Critical race theory and working-class White men: Exploring race privilege and lower-class work-life
Bohonos, Jeremy W.
Research portraying the lives of working class (White) men has generally paid much more attention to class and gender than to race. By failing to problematize Whiteness, this literature obscures the racial privileges that working class Whites can access even as they are marginalized along the lines of class. This study applies critical race theory to analyze the dynamic intersection between the racial and gender privilege available to working class White men from their position of social and economic marginality. It empirically builds on the ethnographic study of a small North American company in the construction industry. This study makes three main contributions. First, it argues that even as the position of working class White men in the current class order limits their life chances, they nevertheless access small but significant benefits based on race. Second, it contributes to current conversations on White privilege by showing how such privilege manifests itself differently depending on social class position.

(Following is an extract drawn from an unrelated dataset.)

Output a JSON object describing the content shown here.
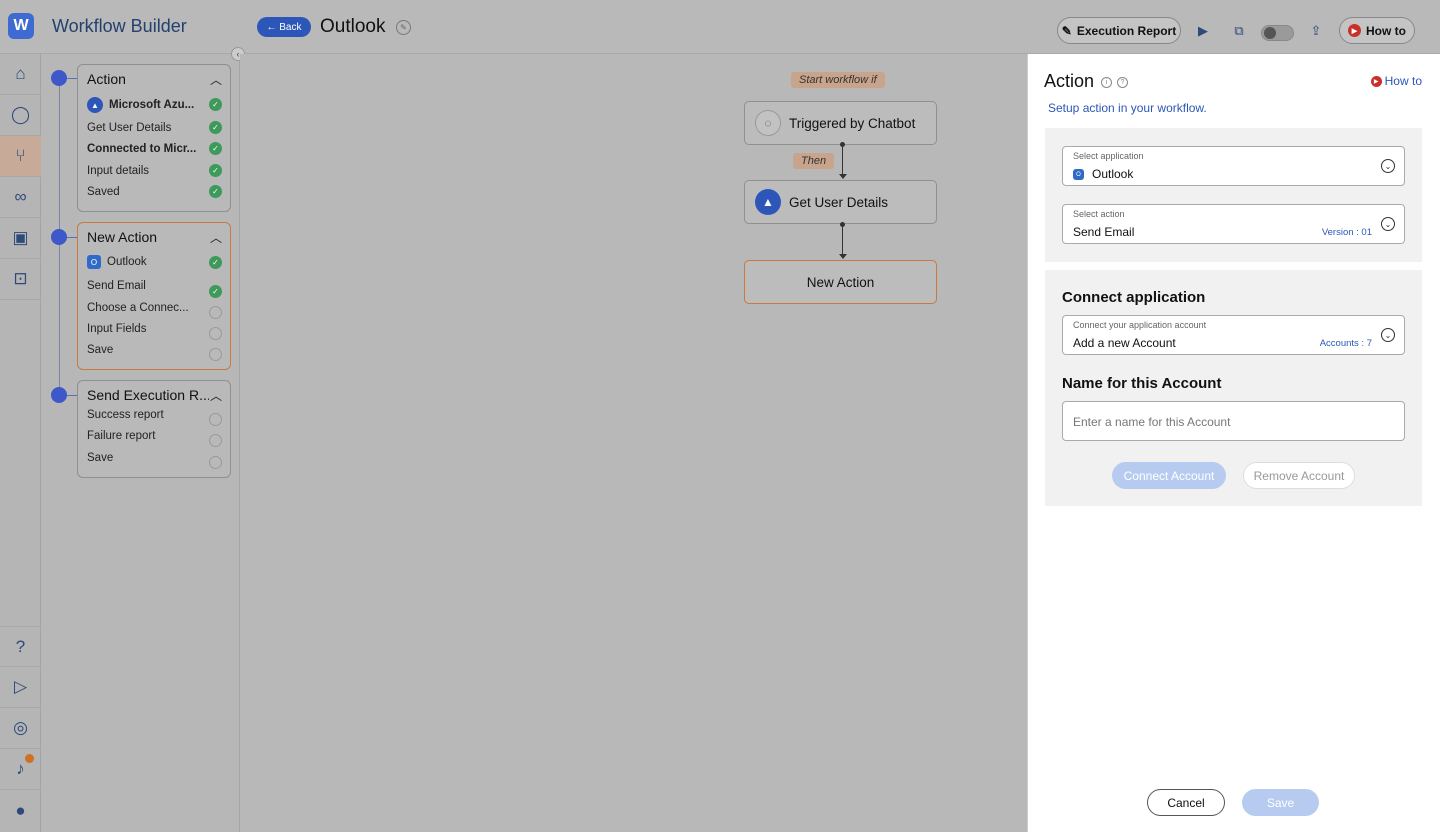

Third, it underscores the importance of intersectional analysis in understanding how different social identities interact to reproduce racism and capitalism.
whiteness, critical race theory, masculinity, intersectionality, ethnography, class, Counseling, Leadership, Adult Education, and School Psychology
Bohonos, J. W. (2021). Critical race theory and working-class White men: Exploring race privilege and lower-class work-life. Gender, Work & Organization, 28(1), pp. 54-66.